In reinforcing the need for immediate action to reduce climate change pollution, the letter quotes the Assessment’s caution that “[i]n the absence of significant global mitigation action and regional adaptation efforts, rising temperatures, sea level rise, and changes in extreme events are expected to increasingly disrupt and damage critical infrastructure and property, labor productivity, and the vitality of our communities.” Further, the letter quotes the Assessment’s conclusion that “[b]y the end of this century, thousands of American lives could be saved and hundreds of billions of dollars in health-related economic benefits gained each year under a pathway of lower greenhouse gas emissions.” 
In today’s letter, the coalition emphasizes that the Assessment represents the work of more than 300 governmental and non-governmental experts, was externally peer-reviewed by a committee of the National Academy of Sciences, Engineering and Medicine, and underwent several rounds of technical and policy review by the thirteen federal member agencies of the U.S. Global Change Research Program.
Attorney General Underwood has been a leader in the fight against Trump Administration efforts to roll back the Clean Power Plan and Clean Car Standards.
In November, Attorney General Underwood led a coalition of 26 states, counties, and cities that urged the Trump EPA to abandon its proposed replacement of the Clean Power Plan, the first nationwide limits on climate change pollution from existing fossil-fueled power plants – one of its largest sources. In extensive comments filed with EPA, the coalition charged that the proposed replacement rule is replete with factual inaccuracies, analytical errors, and legal flaws and, accordingly, concludes that the rule – if adopted – would be unlawful.
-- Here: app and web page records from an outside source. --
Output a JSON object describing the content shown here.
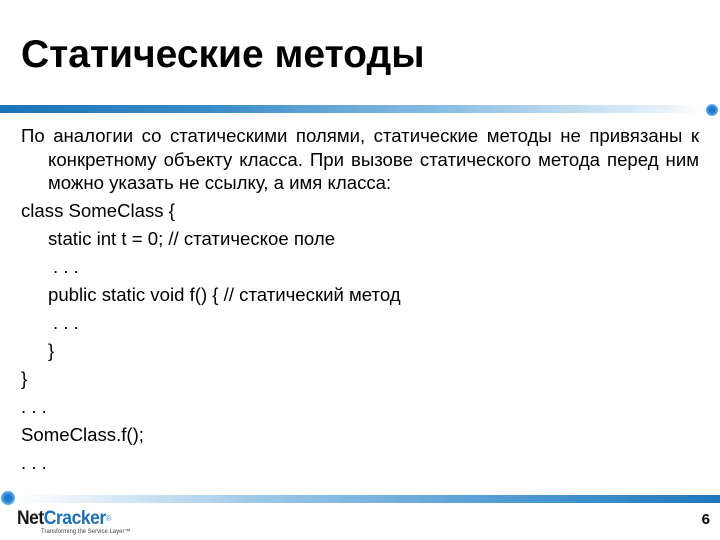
{
  "slide": {
    "title": "Статические методы",
    "paragraph": "По аналогии со статическими полями, статические методы не привязаны к конкретному объекту класса. При вызове статического метода перед ним можно указать не ссылку, а имя класса:",
    "code_lines": [
      "class SomeClass {",
      "static int t = 0; // статическое поле",
      ". . .",
      "public static void f() { // статический метод",
      ". . .",
      "}",
      "}",
      ". . .",
      "SomeClass.f();",
      ". . ."
    ],
    "page_number": "6"
  },
  "footer": {
    "logo_part1": "Net",
    "logo_part2": "Cracker",
    "logo_reg": "®",
    "logo_tagline": "Transforming the Service Layer™"
  },
  "colors": {
    "accent_dark_blue": "#1a74b8",
    "logo_blue": "#1d6fb8"
  }
}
Attorney General Underwood has made clear that her office will sue if the Trump administration’s proposed replacement is adopted.
In October, Attorney General Underwood joined a coalition of 21 attorneys general, states, state agencies, and cities in demanding that the Trump EPA and National Highway Traffic Safety Administration (NHTSA) withdraw their proposal to roll back national Clean Car Standards. In comments submitted to EPA and NHTSA, the coalition highlighted the consumer, climate, and public health benefits of the current standards, as well as the rollback proposal’s numerous flaws, its use of faulty assumptions, incorrect modeling, selective data, and its misunderstandings of consumer behavior.
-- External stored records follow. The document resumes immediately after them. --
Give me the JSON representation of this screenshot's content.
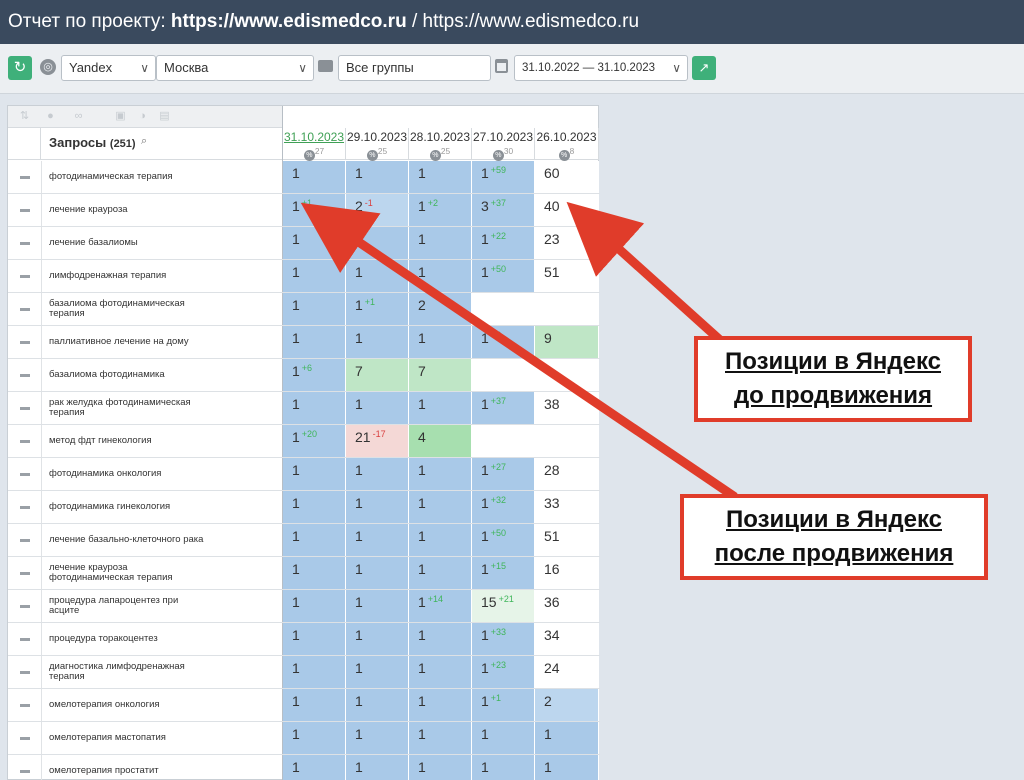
{
  "header": {
    "prefix": "Отчет по проекту: ",
    "project_bold": "https://www.edismedco.ru",
    "separator": " / ",
    "project_plain": "https://www.edismedco.ru"
  },
  "toolbar": {
    "search_engine": "Yandex",
    "region": "Москва",
    "group": "Все группы",
    "date_range": "31.10.2022 — 31.10.2023"
  },
  "table": {
    "queries_title": "Запросы",
    "queries_count": "(251)",
    "dates": [
      {
        "date": "31.10.2023",
        "pct": "27"
      },
      {
        "date": "29.10.2023",
        "pct": "25"
      },
      {
        "date": "28.10.2023",
        "pct": "25"
      },
      {
        "date": "27.10.2023",
        "pct": "30"
      },
      {
        "date": "26.10.2023",
        "pct": "8"
      }
    ],
    "rows": [
      {
        "query": "фотодинамическая терапия",
        "cells": [
          {
            "v": "1",
            "c": "b"
          },
          {
            "v": "1",
            "c": "b"
          },
          {
            "v": "1",
            "c": "b"
          },
          {
            "v": "1",
            "d": "+59",
            "c": "b"
          },
          {
            "v": "60",
            "c": "w"
          }
        ]
      },
      {
        "query": "лечение крауроза",
        "cells": [
          {
            "v": "1",
            "d": "+1",
            "c": "b"
          },
          {
            "v": "2",
            "d": "-1",
            "c": "lb"
          },
          {
            "v": "1",
            "d": "+2",
            "c": "b"
          },
          {
            "v": "3",
            "d": "+37",
            "c": "b"
          },
          {
            "v": "40",
            "c": "w"
          }
        ]
      },
      {
        "query": "лечение базалиомы",
        "cells": [
          {
            "v": "1",
            "c": "b"
          },
          {
            "v": "1",
            "c": "b"
          },
          {
            "v": "1",
            "c": "b"
          },
          {
            "v": "1",
            "d": "+22",
            "c": "b"
          },
          {
            "v": "23",
            "c": "w"
          }
        ]
      },
      {
        "query": "лимфодренажная терапия",
        "cells": [
          {
            "v": "1",
            "c": "b"
          },
          {
            "v": "1",
            "c": "b"
          },
          {
            "v": "1",
            "c": "b"
          },
          {
            "v": "1",
            "d": "+50",
            "c": "b"
          },
          {
            "v": "51",
            "c": "w"
          }
        ]
      },
      {
        "query": "базалиома фотодинамическая терапия",
        "cells": [
          {
            "v": "1",
            "c": "b"
          },
          {
            "v": "1",
            "d": "+1",
            "c": "b"
          },
          {
            "v": "2",
            "c": "b"
          },
          {
            "v": "",
            "c": "w"
          },
          {
            "v": "",
            "c": "w"
          }
        ]
      },
      {
        "query": "паллиативное лечение на дому",
        "cells": [
          {
            "v": "1",
            "c": "b"
          },
          {
            "v": "1",
            "c": "b"
          },
          {
            "v": "1",
            "c": "b"
          },
          {
            "v": "1",
            "d": "+8",
            "c": "b"
          },
          {
            "v": "9",
            "c": "g"
          }
        ]
      },
      {
        "query": "базалиома фотодинамика",
        "cells": [
          {
            "v": "1",
            "d": "+6",
            "c": "b"
          },
          {
            "v": "7",
            "c": "g"
          },
          {
            "v": "7",
            "c": "g"
          },
          {
            "v": "",
            "c": "w"
          },
          {
            "v": "",
            "c": "w"
          }
        ]
      },
      {
        "query": "рак желудка фотодинамическая терапия",
        "cells": [
          {
            "v": "1",
            "c": "b"
          },
          {
            "v": "1",
            "c": "b"
          },
          {
            "v": "1",
            "c": "b"
          },
          {
            "v": "1",
            "d": "+37",
            "c": "b"
          },
          {
            "v": "38",
            "c": "w"
          }
        ]
      },
      {
        "query": "метод фдт гинекология",
        "cells": [
          {
            "v": "1",
            "d": "+20",
            "c": "b"
          },
          {
            "v": "21",
            "d": "-17",
            "c": "r"
          },
          {
            "v": "4",
            "c": "dg"
          },
          {
            "v": "",
            "c": "w"
          },
          {
            "v": "",
            "c": "w"
          }
        ]
      },
      {
        "query": "фотодинамика онкология",
        "cells": [
          {
            "v": "1",
            "c": "b"
          },
          {
            "v": "1",
            "c": "b"
          },
          {
            "v": "1",
            "c": "b"
          },
          {
            "v": "1",
            "d": "+27",
            "c": "b"
          },
          {
            "v": "28",
            "c": "w"
          }
        ]
      },
      {
        "query": "фотодинамика гинекология",
        "cells": [
          {
            "v": "1",
            "c": "b"
          },
          {
            "v": "1",
            "c": "b"
          },
          {
            "v": "1",
            "c": "b"
          },
          {
            "v": "1",
            "d": "+32",
            "c": "b"
          },
          {
            "v": "33",
            "c": "w"
          }
        ]
      },
      {
        "query": "лечение базально-клеточного рака",
        "cells": [
          {
            "v": "1",
            "c": "b"
          },
          {
            "v": "1",
            "c": "b"
          },
          {
            "v": "1",
            "c": "b"
          },
          {
            "v": "1",
            "d": "+50",
            "c": "b"
          },
          {
            "v": "51",
            "c": "w"
          }
        ]
      },
      {
        "query": "лечение крауроза фотодинамическая терапия",
        "cells": [
          {
            "v": "1",
            "c": "b"
          },
          {
            "v": "1",
            "c": "b"
          },
          {
            "v": "1",
            "c": "b"
          },
          {
            "v": "1",
            "d": "+15",
            "c": "b"
          },
          {
            "v": "16",
            "c": "w"
          }
        ]
      },
      {
        "query": "процедура лапароцентез при асците",
        "cells": [
          {
            "v": "1",
            "c": "b"
          },
          {
            "v": "1",
            "c": "b"
          },
          {
            "v": "1",
            "d": "+14",
            "c": "b"
          },
          {
            "v": "15",
            "d": "+21",
            "c": "lg"
          },
          {
            "v": "36",
            "c": "w"
          }
        ]
      },
      {
        "query": "процедура торакоцентез",
        "cells": [
          {
            "v": "1",
            "c": "b"
          },
          {
            "v": "1",
            "c": "b"
          },
          {
            "v": "1",
            "c": "b"
          },
          {
            "v": "1",
            "d": "+33",
            "c": "b"
          },
          {
            "v": "34",
            "c": "w"
          }
        ]
      },
      {
        "query": "диагностика лимфодренажная терапия",
        "cells": [
          {
            "v": "1",
            "c": "b"
          },
          {
            "v": "1",
            "c": "b"
          },
          {
            "v": "1",
            "c": "b"
          },
          {
            "v": "1",
            "d": "+23",
            "c": "b"
          },
          {
            "v": "24",
            "c": "w"
          }
        ]
      },
      {
        "query": "омелотерапия онкология",
        "cells": [
          {
            "v": "1",
            "c": "b"
          },
          {
            "v": "1",
            "c": "b"
          },
          {
            "v": "1",
            "c": "b"
          },
          {
            "v": "1",
            "d": "+1",
            "c": "b"
          },
          {
            "v": "2",
            "c": "lb"
          }
        ]
      },
      {
        "query": "омелотерапия мастопатия",
        "cells": [
          {
            "v": "1",
            "c": "b"
          },
          {
            "v": "1",
            "c": "b"
          },
          {
            "v": "1",
            "c": "b"
          },
          {
            "v": "1",
            "c": "b"
          },
          {
            "v": "1",
            "c": "b"
          }
        ]
      },
      {
        "query": "омелотерапия простатит",
        "cells": [
          {
            "v": "1",
            "c": "b"
          },
          {
            "v": "1",
            "c": "b"
          },
          {
            "v": "1",
            "c": "b"
          },
          {
            "v": "1",
            "c": "b"
          },
          {
            "v": "1",
            "c": "b"
          }
        ]
      }
    ]
  },
  "callouts": {
    "before_line1": "Позиции в Яндекс",
    "before_line2": "до продвижения",
    "after_line1": "Позиции в Яндекс",
    "after_line2": "после продвижения"
  },
  "colors": {
    "b": "#a9c9e8",
    "lb": "#bcd6ee",
    "w": "#ffffff",
    "g": "#bfe6c6",
    "dg": "#a7dfaf",
    "lg": "#e6f4e8",
    "r": "#f4d8d6",
    "accent_red": "#e03c2a"
  }
}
Today’s letter was led by Attorney General Underwood and California Attorney General Xavier Becerra and signed by the Attorneys General of New York, California, Connecticut, Delaware, Hawaii, Illinois, Iowa, Maine, Maryland, Massachusetts, Minnesota (by and through its Minnesota Pollution Control Agency), New Jersey, New Mexico, North Carolina, Oregon, Pennsylvania, Vermont, Virginia, Washington, and the District of Columbia, the County Attorney of Broward (FL), and the City Attorneys/Corporation Counsels of Boulder (CO), Chicago, Los Angeles, New York, Oakland (CA), Philadelphia, San Francisco, and South Miami.
These matters are being handled for Attorney General Underwood by Senior Counsel for Air Pollution and Climate Change Litigation Michael J. Myers, Affirmative Section Chiefs Yueh-ru Chu and Morgan A. Costello, Special Assistant Attorney General Gavin McCabe, Assistant Attorneys General Andrew G. Frank, Brian Lusignan, Austin Thompson, and Claiborne Walthall, Chief Scientist Alan Belensz, and Legal Assistant Andrea Catalfamo of the Attorney General’s Environmental Protection Bureau, and Chief Economist Peter Malaspina. The Environmental Protection Bureau is led by Bureau Chief Lemuel M. Srolovic and is part of the Division of Social Justice, which is led by Executive Deputy Attorney General for Social Justice Matthew Colangelo.